ASUS Sabertooth Z87 mobo (Intel Z87 Serial ATA 6.0).
C: drive = 128GB SSD, D: drive = 300GB HDD, E: drive = 1TB HDD (all discrete physical drives).
Windows 8.1 Pro.
The C: drive contains all OS and program files.
The D: drive contains data including many folders that would normally be in the C:/Users/ directory.
The E: drive is used for archival storage and local app data backups.
I want to replace the D: Drive. It’s a 6+ year old SATA 3.0 Velociraptor and I want to replace it with a new WD5000HHTZ SATA 6.0 Velociraptor. I have a USB3 > SATA docking station and don’t expect to have any trouble copying the data from the old drive to the new, but I’m a little unsure about how to actually replace the old internal drive with the new one without suffering some “drive identity” grief.
The new drive will probably be drive H: while it’s plugged into the SATA docking station and I’m copying data to it, but it needs to be recognized as drive D: when I physically replace the old internal drive with it. In an ideal world Windows would automatically do that if I use the same SATA port as the old drive is plugged into, but I seem to recall having to deal with a nightmare the last time I assumed that would happen (Intel X48 - Windows Vista).
So can anyone tell me how to do this drive swap intellegently (read: with a minimum amount of grief)? I would prefer to do it without having to play musical chairs with the drive letters after I swap the drives. I also don’t want to break Windows 8.1 because it suddenly can’t find drive D: and the folders that would normally be in C:/Users/.
Hi well if it is plugged into the same sata port as the 300 gig raptor it should work I stress should. If not you are going to have to go into disk management and right click the drive and change the drive letter and path to D and really that only takes a few minutes. Every time I reinstall I rename one to F drive as all my play lists point to that drive and the songs folders on the drive.
Ok, here’s what happened: I cloned the drive I want to replace using the next drive letter in sequence (H). Then I swapped SATA ports for the two drives so the new drive was plugged into what was the original D drive port and the old drive was plugged into the H drive port and the new drive was still H and the old drive was still D. So I had to use the Disk Management console to swap drive letters and to err on the side of caution I restarted the sytem, and the new drive is finally my D drive.
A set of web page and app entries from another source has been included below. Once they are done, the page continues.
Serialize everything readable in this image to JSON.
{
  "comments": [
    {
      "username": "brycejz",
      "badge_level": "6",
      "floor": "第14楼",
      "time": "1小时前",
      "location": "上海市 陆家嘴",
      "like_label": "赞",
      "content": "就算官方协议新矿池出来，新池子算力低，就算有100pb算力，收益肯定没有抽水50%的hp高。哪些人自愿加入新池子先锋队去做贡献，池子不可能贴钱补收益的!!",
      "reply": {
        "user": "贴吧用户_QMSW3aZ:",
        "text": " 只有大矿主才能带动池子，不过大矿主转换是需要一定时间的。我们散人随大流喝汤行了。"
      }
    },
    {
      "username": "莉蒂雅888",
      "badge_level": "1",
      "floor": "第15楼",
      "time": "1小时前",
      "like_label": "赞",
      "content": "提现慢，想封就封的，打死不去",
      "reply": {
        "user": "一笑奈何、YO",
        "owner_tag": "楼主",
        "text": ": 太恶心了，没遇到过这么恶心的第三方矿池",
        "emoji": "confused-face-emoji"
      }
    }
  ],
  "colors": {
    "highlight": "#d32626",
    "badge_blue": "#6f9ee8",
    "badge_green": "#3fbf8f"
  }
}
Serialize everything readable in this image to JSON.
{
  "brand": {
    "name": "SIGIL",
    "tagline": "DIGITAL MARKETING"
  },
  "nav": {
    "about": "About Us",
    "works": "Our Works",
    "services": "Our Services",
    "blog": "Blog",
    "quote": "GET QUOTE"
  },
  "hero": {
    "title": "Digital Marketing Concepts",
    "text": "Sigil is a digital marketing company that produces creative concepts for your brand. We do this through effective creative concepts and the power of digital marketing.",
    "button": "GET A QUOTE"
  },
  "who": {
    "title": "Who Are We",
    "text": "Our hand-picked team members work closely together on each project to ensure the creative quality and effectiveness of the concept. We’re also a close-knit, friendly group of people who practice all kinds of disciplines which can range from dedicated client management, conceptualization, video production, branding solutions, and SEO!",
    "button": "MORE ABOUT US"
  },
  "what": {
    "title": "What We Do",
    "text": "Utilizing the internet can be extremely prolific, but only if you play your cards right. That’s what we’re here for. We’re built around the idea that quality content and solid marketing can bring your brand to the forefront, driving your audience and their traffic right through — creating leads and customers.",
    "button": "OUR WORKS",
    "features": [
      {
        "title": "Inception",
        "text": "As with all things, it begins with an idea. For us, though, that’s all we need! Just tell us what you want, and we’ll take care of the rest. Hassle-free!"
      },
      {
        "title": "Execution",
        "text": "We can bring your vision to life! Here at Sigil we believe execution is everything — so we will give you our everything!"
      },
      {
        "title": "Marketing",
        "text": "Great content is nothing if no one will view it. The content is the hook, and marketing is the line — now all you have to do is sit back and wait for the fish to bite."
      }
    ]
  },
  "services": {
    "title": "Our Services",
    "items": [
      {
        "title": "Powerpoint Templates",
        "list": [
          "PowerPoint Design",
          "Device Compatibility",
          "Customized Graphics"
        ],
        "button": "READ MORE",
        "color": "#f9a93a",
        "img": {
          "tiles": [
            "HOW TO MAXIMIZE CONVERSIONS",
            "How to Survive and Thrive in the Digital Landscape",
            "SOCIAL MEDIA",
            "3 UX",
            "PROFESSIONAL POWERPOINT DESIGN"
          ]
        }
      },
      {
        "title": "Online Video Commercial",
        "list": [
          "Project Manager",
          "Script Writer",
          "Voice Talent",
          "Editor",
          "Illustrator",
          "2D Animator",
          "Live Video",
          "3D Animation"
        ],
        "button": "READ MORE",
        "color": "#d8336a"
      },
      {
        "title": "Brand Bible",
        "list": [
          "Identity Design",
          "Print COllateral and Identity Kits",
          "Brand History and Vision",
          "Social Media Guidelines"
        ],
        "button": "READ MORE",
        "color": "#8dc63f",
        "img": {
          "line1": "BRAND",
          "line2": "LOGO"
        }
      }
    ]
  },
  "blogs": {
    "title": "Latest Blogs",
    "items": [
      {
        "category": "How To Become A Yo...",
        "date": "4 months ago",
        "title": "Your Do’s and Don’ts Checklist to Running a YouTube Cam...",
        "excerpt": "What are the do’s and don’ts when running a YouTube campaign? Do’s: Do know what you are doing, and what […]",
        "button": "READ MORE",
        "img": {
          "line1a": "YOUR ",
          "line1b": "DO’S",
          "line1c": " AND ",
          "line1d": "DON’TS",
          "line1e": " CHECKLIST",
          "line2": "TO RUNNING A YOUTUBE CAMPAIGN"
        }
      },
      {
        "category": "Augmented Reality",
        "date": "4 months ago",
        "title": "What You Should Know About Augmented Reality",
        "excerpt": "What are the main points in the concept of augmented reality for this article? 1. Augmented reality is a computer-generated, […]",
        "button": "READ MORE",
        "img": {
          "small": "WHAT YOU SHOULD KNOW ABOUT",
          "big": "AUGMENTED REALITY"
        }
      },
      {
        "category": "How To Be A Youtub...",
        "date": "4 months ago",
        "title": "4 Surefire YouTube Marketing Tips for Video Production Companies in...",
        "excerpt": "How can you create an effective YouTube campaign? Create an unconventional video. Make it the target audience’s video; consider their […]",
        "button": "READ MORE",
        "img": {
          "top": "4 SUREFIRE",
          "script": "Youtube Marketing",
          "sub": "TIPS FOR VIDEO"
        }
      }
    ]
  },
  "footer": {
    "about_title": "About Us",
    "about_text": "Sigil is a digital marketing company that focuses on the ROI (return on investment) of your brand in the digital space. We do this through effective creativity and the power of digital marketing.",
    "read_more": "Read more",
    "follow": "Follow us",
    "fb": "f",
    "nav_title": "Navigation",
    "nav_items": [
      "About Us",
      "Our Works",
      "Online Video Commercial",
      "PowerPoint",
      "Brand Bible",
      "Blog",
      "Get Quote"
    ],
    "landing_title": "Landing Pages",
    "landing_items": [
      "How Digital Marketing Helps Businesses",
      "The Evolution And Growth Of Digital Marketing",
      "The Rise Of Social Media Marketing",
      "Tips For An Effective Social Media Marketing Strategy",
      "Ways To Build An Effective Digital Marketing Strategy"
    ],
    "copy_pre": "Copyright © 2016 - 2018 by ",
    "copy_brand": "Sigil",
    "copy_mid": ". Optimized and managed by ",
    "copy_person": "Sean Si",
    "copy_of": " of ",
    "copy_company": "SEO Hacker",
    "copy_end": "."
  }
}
The bottom line is once you assign a drive letter to a drive it will retain that drive letter regardless of what SATA port you plug the drive into. That’s how it works with the Z87 chipset, anyway, and it’s probably standard because my X48 board did the same thing.
The reason I was so concerned is I’ve moved many of my User folders like My Documents, Start Menu, and my Library folders from C:/Users/ to D (to reduce writes to my SSD C: drive) and I was afraid that Windows either wouldn’t let me break that connection or it would go weird on me because the OS couldn’t find those folders. But the brief period I had no D: drive didn’t seem to have any effect, however I’ll bet things would have gotten real weird if I had tried to start the computer and log on without a D drive.
Hi yes but if you had only plugged in the new drive for first boot it would have been D as that would have been the next free drive letter.